[[ Data for processing open ]]
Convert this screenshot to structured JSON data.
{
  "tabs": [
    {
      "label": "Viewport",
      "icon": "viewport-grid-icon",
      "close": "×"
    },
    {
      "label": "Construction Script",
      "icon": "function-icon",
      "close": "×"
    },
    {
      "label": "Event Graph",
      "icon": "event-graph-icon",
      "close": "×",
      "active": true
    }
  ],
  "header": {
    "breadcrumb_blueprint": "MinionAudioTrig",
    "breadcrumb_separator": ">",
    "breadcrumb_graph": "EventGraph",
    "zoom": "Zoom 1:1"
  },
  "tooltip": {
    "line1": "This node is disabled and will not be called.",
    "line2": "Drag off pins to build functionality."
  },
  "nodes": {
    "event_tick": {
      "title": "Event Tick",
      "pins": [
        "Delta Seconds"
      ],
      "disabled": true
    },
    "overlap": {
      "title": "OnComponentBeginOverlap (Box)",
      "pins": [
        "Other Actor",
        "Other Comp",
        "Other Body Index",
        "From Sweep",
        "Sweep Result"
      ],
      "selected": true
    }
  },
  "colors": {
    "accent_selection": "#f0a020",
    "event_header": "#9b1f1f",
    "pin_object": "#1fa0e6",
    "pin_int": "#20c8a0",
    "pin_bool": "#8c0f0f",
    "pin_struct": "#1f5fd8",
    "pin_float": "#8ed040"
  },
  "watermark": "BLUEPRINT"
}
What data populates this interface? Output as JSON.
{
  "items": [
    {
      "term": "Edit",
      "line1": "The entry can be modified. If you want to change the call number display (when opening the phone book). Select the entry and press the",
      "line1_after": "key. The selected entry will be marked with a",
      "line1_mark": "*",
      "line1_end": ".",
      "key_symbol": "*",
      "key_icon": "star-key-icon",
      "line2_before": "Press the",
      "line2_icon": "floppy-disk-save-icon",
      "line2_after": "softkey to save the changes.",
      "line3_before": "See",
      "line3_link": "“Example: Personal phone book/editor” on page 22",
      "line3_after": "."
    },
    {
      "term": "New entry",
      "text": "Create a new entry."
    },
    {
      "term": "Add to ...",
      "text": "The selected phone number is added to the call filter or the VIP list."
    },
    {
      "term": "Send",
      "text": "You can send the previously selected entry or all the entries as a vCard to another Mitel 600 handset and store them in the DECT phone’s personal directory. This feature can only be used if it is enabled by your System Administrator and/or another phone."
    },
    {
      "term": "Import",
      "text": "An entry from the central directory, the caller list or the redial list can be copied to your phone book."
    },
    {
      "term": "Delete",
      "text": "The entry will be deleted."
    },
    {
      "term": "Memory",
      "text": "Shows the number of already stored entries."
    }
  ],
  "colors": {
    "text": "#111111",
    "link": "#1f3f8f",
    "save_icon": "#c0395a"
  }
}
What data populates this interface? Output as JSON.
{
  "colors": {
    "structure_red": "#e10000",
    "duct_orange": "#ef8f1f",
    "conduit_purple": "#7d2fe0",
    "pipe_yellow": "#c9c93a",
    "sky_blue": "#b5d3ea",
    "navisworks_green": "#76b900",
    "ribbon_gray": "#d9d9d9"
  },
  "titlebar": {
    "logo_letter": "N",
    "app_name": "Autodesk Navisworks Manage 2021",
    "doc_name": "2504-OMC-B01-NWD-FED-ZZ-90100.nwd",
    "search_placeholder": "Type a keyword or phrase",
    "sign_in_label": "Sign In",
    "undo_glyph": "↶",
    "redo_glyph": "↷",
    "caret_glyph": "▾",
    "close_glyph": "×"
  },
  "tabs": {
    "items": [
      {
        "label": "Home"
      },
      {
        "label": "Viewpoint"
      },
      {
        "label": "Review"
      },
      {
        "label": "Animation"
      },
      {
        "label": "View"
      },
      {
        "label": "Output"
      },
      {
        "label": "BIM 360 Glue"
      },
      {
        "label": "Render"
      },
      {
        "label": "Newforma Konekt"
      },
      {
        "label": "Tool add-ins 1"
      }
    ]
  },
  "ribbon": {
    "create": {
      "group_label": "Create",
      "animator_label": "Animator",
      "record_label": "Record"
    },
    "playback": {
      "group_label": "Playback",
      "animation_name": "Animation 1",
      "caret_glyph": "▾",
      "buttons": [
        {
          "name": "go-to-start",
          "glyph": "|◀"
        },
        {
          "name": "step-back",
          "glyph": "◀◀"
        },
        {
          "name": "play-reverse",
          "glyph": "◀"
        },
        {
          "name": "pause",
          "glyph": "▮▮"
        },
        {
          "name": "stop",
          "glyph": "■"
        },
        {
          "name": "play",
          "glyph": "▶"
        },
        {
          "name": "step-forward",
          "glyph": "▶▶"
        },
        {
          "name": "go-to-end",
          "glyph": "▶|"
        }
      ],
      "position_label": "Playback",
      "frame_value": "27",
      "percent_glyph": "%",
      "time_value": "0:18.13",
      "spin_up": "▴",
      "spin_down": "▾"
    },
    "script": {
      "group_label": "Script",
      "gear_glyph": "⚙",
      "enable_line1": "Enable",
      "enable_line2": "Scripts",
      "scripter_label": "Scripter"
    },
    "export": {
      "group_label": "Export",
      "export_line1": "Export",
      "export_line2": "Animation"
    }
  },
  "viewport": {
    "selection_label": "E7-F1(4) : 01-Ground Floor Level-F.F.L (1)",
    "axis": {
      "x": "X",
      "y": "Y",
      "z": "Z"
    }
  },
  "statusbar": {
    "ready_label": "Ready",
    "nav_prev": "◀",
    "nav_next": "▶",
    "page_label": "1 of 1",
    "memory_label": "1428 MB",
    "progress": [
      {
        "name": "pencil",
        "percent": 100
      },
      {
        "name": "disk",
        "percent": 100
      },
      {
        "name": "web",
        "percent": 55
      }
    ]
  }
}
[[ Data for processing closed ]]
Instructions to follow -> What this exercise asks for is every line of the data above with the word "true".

Response to this task ->
      "active": true
      "disabled": true
      "selected": true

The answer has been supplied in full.